There were a few foot tracks, notably Thompsons, which followed the shoulder of the range southwards, and it wasn't long before local people from the Balliang and Parwan districts formed search parties to scour these tracks. Low cloud prevented an air search of the area for some 27 hours after the Bulldog went down but soon after noon the following day a searching Hawker two-seater Demon fighter sighted the wreck scattered over the top of a ridge on the northern part of the ranges.

The Demon pilot, Flying Officer Wiley, circled the wreck but saw no sign of life. Undeterred he flew back to Laverton and returned to the crash site in another Demon aircraft where, lining up the wreck, he dived down along the gully delighted to find the downed Tasmanian pilot waving from the cockpit. Returning to Laverton he flew back to the Brisbane Ranges in a Tiger Moth with Lieutenant Dalton. Landing in a paddock on 'Greystones', Wiley, armed with bolt cutters and a hacksaw, took off on foot for the crash site guided by Dalton in the Moth. Local search parties also followed the Moth and a group of Balliang farmers including Mrs Kerr and Mrs Bird came across the wreckage about the same time as Wiley.

Cutting the injured pilot from the fabric-covered high-tensile fuselage, he was placed on a makeshift stretcher improvised by passing straight poles through overcoats for the journey out. After several agonising hours blazing a trail through rugged terrain, the rescue party finally arrived at the search base camp at dusk. Transferred to a waiting RAAF ambulance, Pilot Officer Read was rushed over local bush tracks to Caulfield Hospital, but the news wasn't good.

The admitting medical officer believed the injured pilot would not last the night.
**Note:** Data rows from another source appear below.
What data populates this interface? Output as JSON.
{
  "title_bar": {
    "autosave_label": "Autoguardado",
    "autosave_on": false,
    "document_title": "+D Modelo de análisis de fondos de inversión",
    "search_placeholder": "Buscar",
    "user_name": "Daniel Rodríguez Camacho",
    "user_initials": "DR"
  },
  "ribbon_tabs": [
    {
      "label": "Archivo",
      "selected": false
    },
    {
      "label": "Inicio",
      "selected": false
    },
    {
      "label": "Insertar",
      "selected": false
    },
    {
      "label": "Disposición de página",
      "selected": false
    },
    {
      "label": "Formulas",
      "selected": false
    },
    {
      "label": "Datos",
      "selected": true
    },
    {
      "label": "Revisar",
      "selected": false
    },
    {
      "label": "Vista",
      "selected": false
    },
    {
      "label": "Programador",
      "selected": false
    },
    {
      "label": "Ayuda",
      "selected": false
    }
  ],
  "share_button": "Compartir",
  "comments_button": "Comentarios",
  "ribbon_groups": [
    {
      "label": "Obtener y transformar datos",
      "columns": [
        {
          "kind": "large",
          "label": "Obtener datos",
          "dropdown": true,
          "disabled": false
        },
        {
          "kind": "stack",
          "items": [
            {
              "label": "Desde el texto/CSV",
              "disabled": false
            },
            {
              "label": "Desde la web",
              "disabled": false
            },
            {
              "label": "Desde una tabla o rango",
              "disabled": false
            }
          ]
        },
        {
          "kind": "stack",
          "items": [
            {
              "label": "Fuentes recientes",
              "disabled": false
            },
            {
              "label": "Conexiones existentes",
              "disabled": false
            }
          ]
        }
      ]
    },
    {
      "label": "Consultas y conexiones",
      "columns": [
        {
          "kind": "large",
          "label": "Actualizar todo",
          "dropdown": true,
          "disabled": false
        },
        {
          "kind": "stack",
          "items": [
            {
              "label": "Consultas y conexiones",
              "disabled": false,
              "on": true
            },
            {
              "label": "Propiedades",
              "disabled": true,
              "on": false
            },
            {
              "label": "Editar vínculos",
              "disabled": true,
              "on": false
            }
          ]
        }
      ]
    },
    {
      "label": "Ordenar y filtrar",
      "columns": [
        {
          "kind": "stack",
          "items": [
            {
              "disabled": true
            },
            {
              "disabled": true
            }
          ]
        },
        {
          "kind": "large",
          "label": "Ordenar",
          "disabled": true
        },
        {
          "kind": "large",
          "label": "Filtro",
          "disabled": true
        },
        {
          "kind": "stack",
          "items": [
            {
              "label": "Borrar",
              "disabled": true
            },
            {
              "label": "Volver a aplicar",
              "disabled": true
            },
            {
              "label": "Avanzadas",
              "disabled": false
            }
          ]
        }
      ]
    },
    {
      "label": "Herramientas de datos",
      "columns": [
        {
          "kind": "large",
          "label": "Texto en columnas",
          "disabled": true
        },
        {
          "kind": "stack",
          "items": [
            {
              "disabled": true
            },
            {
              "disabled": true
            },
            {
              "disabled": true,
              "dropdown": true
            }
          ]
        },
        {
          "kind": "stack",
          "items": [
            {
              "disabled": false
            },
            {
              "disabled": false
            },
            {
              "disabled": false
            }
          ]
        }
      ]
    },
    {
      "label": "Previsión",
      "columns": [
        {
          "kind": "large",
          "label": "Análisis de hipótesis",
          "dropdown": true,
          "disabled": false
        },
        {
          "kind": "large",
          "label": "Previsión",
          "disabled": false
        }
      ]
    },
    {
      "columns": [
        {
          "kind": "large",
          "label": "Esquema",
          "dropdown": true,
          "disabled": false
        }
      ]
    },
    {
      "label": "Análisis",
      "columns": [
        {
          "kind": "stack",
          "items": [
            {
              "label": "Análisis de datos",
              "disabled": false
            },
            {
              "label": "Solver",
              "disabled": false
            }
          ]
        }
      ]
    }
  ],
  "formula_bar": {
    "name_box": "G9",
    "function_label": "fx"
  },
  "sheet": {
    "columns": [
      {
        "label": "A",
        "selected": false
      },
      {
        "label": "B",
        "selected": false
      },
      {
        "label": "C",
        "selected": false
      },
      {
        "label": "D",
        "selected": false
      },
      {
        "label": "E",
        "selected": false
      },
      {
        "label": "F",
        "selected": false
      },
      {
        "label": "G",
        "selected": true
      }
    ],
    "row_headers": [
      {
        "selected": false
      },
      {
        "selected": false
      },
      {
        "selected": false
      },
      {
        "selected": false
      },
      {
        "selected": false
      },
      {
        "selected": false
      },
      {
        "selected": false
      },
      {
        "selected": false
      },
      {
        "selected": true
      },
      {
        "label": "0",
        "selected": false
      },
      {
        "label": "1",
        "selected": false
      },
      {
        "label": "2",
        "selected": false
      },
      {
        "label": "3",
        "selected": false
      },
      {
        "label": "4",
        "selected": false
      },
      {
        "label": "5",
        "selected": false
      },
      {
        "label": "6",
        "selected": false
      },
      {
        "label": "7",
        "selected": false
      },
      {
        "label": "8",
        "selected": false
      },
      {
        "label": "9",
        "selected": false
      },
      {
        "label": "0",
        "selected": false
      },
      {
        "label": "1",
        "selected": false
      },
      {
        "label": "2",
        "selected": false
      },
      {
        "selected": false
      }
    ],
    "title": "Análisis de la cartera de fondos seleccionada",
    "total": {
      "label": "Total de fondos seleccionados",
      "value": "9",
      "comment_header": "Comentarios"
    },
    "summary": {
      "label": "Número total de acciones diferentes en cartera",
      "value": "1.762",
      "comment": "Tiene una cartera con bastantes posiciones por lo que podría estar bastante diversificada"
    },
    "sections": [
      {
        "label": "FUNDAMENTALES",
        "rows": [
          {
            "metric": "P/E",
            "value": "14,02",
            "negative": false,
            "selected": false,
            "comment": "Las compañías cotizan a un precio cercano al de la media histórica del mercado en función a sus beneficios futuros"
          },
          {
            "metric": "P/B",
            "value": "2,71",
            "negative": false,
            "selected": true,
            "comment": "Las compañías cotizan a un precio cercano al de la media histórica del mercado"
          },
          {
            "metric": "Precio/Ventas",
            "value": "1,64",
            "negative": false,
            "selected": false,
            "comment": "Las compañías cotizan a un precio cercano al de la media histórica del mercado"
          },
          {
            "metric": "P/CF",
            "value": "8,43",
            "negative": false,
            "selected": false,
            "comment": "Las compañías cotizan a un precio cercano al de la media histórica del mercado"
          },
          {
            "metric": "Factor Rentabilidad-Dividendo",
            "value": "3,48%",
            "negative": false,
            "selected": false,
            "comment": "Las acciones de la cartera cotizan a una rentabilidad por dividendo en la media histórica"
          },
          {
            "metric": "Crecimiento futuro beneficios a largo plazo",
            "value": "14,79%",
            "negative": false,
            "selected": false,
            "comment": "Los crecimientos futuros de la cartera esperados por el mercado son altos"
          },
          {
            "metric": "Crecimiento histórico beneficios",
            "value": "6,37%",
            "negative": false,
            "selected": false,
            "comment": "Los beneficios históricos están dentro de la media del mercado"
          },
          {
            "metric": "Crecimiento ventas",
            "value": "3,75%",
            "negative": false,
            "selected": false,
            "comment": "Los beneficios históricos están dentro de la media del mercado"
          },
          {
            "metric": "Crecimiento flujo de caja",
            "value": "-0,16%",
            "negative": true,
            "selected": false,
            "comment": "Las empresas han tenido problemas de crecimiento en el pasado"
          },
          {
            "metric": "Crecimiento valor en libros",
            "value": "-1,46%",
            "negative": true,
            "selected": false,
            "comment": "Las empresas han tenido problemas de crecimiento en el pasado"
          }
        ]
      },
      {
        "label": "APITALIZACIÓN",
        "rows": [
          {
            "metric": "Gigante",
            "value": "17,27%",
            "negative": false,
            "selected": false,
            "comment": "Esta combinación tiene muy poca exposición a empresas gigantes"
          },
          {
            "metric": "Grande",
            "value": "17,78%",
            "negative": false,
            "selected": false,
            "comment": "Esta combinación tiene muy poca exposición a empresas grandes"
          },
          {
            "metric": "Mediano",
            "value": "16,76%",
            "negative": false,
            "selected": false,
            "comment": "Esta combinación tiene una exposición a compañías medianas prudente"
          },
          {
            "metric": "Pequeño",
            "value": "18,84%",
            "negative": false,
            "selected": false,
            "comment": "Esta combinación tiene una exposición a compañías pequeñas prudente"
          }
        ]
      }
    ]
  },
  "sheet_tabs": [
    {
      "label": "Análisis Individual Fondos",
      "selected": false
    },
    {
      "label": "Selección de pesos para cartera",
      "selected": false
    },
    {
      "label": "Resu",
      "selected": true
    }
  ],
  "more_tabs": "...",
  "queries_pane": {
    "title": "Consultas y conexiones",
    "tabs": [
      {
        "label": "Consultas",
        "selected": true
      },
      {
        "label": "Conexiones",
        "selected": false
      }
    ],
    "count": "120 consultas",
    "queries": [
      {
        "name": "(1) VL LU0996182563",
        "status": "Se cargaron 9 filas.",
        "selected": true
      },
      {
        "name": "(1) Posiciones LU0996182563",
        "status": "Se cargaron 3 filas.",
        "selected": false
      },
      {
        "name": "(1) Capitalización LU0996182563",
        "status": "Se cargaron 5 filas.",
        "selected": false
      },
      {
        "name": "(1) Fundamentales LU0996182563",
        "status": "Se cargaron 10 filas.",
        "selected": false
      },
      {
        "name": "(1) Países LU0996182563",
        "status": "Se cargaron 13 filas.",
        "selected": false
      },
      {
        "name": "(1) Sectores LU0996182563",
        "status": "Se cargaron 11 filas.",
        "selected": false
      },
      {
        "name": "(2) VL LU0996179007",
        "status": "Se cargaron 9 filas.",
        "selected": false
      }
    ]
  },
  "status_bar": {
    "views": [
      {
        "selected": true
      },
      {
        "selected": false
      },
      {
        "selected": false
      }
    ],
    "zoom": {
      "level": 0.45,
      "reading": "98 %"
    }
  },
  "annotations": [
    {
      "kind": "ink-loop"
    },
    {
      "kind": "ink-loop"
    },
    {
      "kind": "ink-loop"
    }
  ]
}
Undeterred, orthopedic surgeon, Dr Gordon Shaw, proceeded to set the injured airman's fractures, and slowly but surely Read recovered. Five months after entering Caulfield Hospital he was discharged and after a further four month convalescence he was back in the air flying Demons.

Pilot Officer Read went on to fly for his country in World War 2 and later joined the Department of Civil Aviation. He now lives at Sorrento in Queensland and admits to "an ache or two" from his unexpected adventure in the Brisbane Ranges.

The engine and other useful parts of the wreck were recovered by the RAAF ground party at the time using a horse dray. But the remains of the fuselage were left on both sides of Aeroplane Road where it starts to drop down into Sapling Gully until recently when it was gathered by a Lara collector who intends restoring it to a non-flying replica.

Mr Geoff Hine, secretary of the Baccus Marsh Historical Society was a small boy living in Melbourne when the plane went down. But he had a link and a fascination with he crash through his grandmother who lived at Rowsley. Thirty years ago he ventured along Aeroplane Road where he found the wreckage and removed some "bits and pieces" as a keepsake, some of which he has sent to Read, who has a clock mounted in a Demon prop in his collection.